◆ TASK INSTRUCTIONS
Below are the records. Count the lines containing the string "Gold", and reply with the number alone.

Excerpts from a dataset

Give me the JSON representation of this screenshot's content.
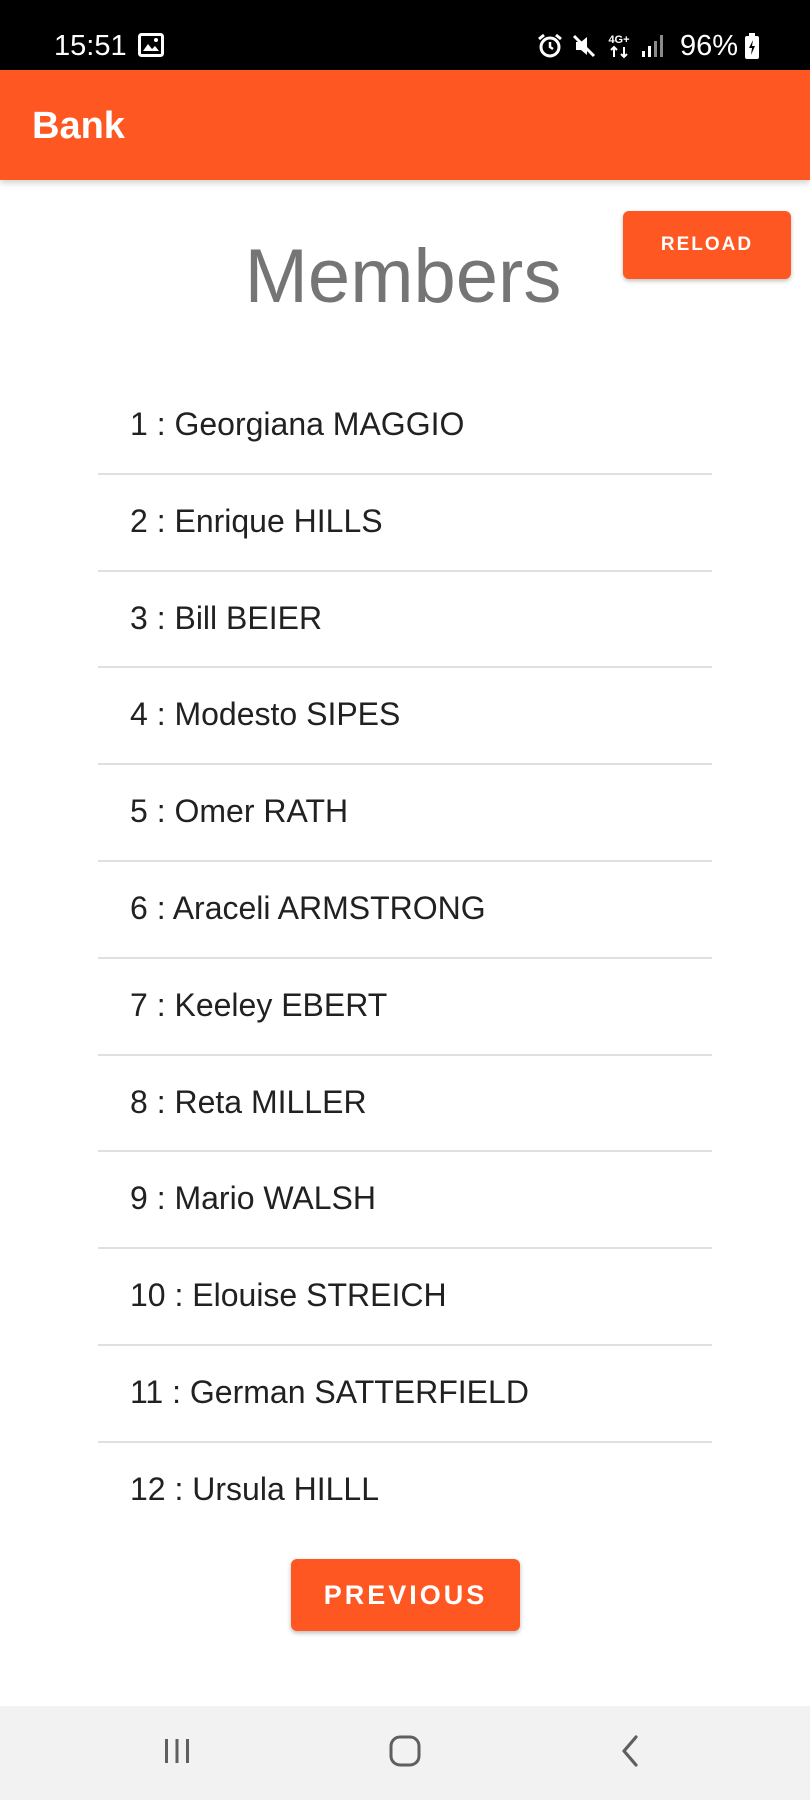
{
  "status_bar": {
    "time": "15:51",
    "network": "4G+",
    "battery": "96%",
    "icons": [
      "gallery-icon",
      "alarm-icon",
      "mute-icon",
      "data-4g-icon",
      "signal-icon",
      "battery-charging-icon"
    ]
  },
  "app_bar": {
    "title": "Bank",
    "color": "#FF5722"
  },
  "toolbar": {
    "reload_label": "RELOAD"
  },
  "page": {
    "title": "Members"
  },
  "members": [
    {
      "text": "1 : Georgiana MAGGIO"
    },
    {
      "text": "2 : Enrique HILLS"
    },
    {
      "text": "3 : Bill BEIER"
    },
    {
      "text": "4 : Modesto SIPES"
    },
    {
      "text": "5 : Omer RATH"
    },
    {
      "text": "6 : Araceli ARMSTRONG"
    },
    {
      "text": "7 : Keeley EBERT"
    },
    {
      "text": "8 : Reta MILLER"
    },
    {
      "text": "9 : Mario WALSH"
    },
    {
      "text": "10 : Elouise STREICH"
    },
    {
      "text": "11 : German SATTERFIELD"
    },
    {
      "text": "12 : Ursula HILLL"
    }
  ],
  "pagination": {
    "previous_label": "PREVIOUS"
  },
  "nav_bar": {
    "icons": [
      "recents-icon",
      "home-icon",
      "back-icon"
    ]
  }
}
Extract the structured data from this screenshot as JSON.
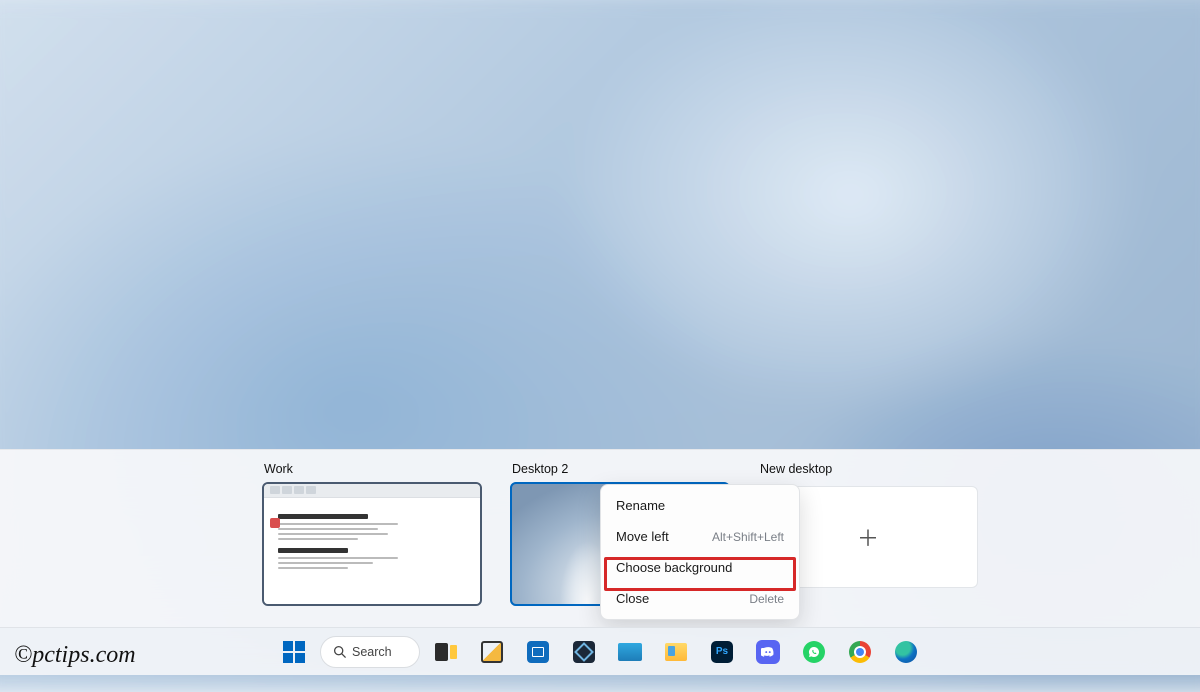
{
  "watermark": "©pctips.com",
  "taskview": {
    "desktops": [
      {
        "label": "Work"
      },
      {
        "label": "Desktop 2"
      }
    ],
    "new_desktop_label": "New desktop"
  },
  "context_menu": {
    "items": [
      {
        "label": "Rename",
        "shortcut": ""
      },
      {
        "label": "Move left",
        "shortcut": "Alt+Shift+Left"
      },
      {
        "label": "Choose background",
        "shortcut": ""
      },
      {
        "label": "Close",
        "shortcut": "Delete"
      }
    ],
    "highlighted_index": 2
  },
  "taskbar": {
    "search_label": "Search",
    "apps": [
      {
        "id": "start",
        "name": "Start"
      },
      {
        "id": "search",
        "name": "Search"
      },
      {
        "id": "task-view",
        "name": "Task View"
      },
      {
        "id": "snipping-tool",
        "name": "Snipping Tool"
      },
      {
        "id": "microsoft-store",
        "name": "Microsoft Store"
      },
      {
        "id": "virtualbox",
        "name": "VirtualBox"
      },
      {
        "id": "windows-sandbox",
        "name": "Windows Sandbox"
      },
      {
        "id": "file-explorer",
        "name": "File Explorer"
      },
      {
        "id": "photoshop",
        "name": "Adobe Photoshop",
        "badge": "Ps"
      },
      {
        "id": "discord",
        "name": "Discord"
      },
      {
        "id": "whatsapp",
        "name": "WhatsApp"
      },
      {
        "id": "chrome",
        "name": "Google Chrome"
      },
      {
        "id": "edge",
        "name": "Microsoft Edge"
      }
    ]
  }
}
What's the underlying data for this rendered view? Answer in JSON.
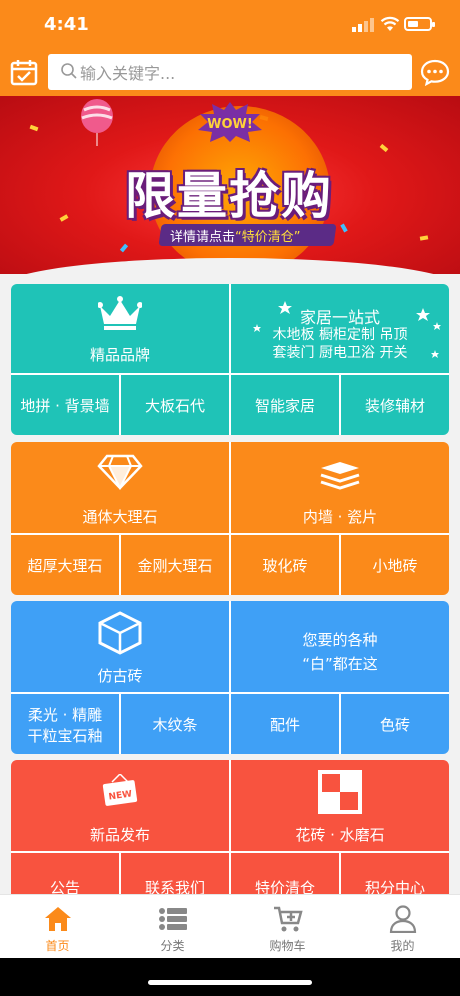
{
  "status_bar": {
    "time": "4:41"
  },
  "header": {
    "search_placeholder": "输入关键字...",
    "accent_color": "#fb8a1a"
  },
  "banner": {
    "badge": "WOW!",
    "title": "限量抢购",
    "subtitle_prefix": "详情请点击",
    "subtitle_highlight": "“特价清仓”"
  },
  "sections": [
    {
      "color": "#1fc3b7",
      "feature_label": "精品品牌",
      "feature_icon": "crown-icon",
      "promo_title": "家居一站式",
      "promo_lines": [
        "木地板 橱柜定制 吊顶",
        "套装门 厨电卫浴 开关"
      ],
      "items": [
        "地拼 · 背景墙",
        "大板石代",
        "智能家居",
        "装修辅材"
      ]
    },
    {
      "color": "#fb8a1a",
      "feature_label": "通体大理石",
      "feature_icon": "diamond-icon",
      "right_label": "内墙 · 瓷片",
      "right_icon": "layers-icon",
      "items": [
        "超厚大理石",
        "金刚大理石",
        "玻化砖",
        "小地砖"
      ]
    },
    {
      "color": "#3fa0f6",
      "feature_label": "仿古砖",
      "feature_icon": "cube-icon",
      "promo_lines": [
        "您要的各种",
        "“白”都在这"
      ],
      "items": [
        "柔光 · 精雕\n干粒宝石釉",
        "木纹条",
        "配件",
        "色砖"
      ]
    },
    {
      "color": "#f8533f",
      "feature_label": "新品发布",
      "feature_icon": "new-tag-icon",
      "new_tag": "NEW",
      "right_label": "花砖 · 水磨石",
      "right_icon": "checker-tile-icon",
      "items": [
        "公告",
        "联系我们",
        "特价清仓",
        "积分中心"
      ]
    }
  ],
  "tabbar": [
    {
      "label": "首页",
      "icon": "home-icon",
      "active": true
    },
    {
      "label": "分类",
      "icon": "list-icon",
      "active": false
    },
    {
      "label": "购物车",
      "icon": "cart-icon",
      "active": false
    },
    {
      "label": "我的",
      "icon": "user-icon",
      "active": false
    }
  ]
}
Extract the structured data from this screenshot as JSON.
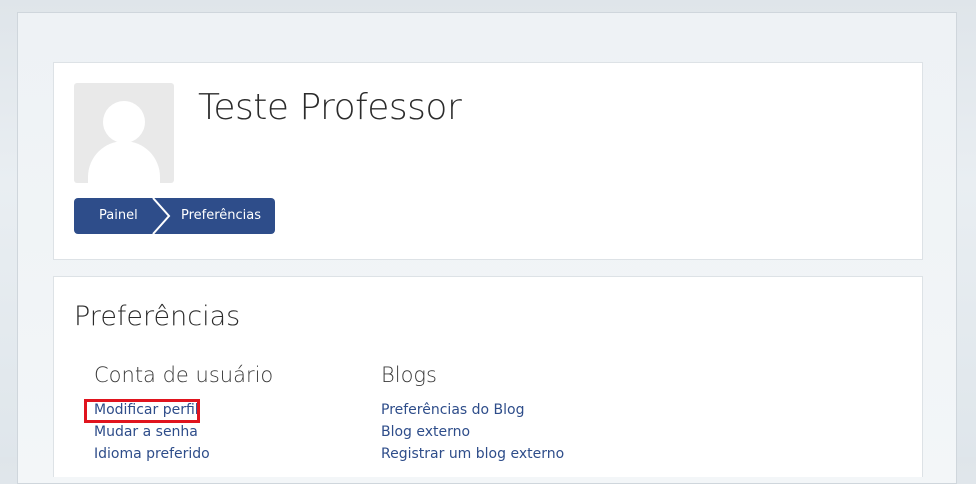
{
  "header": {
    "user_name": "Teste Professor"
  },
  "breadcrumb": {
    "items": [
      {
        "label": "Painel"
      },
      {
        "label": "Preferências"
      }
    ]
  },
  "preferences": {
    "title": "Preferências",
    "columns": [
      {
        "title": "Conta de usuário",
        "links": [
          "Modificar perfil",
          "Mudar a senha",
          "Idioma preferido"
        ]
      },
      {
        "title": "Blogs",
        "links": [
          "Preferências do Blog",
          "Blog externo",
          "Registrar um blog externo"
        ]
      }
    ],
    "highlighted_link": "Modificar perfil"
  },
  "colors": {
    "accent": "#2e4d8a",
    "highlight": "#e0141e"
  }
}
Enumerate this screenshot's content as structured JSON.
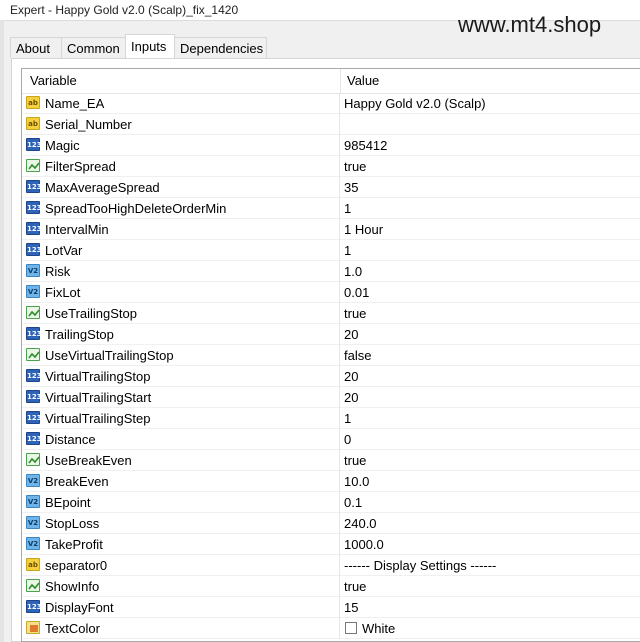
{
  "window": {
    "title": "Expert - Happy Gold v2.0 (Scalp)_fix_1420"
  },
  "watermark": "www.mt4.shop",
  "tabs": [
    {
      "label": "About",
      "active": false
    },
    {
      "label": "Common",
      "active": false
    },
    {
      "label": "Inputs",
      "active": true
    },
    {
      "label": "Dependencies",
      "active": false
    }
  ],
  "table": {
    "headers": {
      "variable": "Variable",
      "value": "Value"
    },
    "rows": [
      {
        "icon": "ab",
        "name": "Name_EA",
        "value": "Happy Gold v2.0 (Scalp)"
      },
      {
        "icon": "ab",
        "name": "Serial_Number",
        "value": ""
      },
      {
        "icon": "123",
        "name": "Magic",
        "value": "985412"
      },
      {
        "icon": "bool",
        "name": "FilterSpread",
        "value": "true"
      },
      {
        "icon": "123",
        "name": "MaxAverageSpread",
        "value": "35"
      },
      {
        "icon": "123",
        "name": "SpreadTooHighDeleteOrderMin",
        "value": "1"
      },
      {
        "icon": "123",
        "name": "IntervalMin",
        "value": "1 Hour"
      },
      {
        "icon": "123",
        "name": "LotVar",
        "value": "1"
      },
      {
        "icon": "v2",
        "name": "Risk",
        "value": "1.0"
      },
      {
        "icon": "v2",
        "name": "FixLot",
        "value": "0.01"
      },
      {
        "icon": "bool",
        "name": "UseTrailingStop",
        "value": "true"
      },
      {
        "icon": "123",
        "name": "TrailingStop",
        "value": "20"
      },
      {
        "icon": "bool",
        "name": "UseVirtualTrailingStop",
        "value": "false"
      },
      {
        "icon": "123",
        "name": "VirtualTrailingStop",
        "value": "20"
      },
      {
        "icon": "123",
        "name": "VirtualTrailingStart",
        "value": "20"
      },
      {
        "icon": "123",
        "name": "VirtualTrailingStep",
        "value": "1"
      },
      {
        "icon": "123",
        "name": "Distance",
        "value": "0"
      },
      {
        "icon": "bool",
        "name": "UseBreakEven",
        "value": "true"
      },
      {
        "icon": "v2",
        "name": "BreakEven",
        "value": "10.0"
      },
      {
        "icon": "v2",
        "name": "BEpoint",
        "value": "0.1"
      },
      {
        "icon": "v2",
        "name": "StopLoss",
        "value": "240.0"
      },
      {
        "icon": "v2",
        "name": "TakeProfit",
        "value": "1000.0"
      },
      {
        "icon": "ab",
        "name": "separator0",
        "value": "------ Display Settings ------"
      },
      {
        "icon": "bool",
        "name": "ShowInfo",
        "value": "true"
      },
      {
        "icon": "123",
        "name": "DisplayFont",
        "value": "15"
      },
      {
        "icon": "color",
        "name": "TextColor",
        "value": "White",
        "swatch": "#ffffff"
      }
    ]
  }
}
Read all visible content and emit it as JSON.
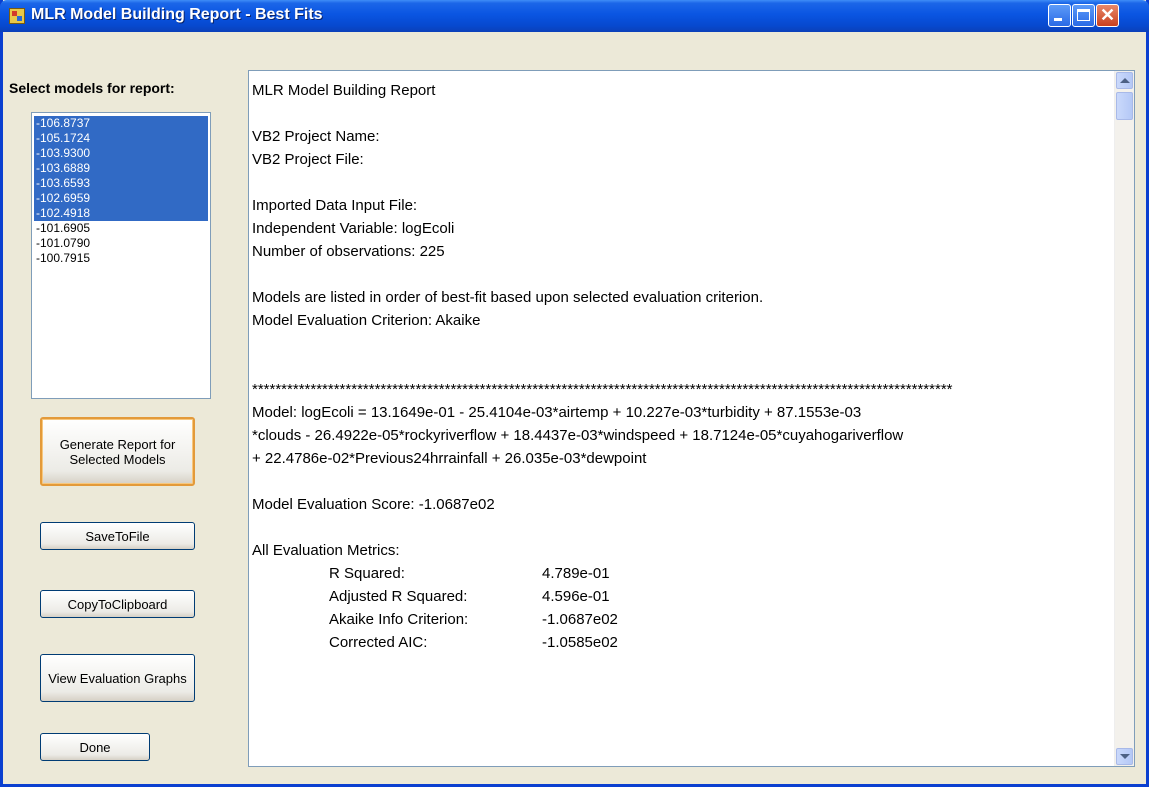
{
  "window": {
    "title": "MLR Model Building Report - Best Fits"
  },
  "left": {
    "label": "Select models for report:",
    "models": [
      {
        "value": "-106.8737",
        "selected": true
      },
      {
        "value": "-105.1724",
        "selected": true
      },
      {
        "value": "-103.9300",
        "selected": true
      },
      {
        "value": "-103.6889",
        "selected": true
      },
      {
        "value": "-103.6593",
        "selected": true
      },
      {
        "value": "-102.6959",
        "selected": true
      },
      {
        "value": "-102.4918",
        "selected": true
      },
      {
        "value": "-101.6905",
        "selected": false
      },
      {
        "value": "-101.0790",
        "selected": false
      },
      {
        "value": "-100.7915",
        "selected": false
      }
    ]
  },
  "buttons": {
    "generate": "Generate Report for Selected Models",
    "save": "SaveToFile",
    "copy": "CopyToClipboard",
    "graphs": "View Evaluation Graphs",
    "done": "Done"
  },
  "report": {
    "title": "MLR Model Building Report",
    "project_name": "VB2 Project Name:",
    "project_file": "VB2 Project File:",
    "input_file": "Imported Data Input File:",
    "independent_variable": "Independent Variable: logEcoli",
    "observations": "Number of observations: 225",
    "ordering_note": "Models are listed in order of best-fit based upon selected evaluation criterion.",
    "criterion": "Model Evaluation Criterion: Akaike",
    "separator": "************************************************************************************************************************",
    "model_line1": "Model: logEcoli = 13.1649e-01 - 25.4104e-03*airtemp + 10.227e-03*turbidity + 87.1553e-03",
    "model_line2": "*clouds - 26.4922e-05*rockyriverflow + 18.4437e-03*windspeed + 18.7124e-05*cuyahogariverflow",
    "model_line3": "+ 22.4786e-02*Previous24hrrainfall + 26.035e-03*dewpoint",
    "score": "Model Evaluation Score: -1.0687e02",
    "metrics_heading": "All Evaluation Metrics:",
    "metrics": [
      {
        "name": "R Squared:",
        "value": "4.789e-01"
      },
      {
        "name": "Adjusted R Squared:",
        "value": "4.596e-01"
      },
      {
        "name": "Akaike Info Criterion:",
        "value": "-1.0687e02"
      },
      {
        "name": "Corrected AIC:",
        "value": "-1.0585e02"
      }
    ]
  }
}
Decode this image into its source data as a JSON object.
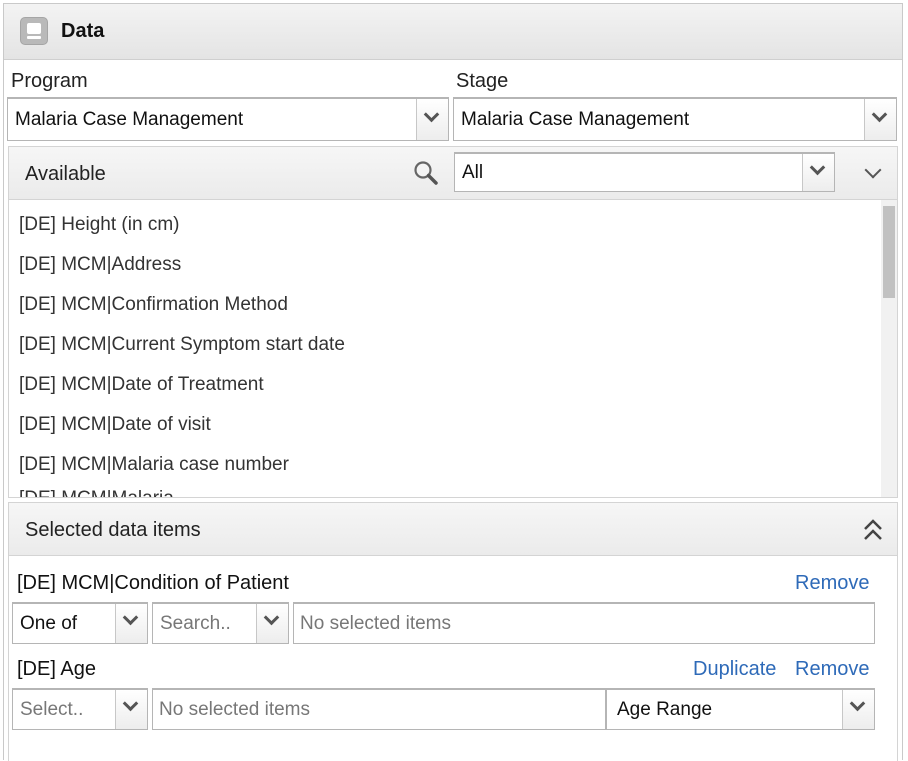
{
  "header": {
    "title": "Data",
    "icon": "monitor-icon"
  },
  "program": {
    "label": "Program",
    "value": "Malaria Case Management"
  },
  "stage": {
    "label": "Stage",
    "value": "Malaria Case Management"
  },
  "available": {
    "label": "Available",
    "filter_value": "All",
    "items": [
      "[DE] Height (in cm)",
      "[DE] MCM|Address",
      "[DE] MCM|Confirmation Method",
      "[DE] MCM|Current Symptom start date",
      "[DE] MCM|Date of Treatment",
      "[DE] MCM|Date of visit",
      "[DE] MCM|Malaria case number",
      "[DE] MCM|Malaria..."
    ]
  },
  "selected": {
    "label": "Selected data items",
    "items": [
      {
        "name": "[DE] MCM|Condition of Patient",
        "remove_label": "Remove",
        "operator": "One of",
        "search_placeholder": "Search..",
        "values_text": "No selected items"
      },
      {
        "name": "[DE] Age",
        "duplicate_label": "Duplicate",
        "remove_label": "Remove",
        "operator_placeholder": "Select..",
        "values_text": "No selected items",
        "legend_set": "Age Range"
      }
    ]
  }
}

◆ SOLVED PROBLEM
2